EXERCISE DETAILS » Where the records below have a line with "chevron", that line is to be copied.

*** GIVEN DATA ***

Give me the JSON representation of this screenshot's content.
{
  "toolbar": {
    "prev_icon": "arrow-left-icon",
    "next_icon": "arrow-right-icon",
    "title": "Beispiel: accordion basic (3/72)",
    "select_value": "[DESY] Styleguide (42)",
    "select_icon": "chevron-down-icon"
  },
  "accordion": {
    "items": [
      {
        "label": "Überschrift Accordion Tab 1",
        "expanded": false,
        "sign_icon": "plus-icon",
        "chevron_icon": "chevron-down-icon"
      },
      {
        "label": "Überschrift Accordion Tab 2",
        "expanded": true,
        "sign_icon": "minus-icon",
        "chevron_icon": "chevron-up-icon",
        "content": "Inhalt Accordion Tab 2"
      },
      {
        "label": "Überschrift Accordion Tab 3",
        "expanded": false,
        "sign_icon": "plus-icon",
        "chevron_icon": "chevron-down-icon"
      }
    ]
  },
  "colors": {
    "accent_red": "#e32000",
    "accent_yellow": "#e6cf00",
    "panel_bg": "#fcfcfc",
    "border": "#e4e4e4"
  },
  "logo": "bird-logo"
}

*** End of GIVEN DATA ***
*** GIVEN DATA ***

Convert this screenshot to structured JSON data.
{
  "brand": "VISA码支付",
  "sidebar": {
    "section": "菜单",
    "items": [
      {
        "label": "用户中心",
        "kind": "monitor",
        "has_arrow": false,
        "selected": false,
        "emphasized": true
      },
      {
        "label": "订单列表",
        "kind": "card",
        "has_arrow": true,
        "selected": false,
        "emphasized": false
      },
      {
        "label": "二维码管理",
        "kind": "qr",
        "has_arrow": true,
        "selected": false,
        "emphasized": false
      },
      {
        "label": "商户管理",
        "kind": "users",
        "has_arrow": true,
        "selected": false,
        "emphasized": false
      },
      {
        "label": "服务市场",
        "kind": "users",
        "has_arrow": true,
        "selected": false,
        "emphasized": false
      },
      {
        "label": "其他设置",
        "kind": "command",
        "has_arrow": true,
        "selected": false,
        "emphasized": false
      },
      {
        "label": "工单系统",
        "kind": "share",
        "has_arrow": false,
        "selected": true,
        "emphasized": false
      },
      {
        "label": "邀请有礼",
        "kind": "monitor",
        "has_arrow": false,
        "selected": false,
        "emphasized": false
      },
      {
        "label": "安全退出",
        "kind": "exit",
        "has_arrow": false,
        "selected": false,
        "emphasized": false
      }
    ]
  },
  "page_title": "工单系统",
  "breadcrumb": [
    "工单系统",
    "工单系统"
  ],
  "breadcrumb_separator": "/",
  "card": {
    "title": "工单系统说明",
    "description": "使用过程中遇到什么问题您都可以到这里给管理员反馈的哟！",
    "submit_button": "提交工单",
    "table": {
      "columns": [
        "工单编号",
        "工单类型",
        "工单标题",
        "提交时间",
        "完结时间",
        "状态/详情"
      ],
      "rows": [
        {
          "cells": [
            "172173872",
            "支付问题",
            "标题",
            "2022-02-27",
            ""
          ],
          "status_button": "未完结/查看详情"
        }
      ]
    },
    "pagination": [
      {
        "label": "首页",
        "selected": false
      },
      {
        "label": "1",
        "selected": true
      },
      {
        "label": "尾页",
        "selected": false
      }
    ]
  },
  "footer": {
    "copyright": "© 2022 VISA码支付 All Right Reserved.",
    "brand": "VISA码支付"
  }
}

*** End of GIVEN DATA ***

RESPONSE TO THE TASK »
    "select_icon": "chevron-down-icon"
        "chevron_icon": "chevron-down-icon"
        "chevron_icon": "chevron-up-icon",
        "chevron_icon": "chevron-down-icon"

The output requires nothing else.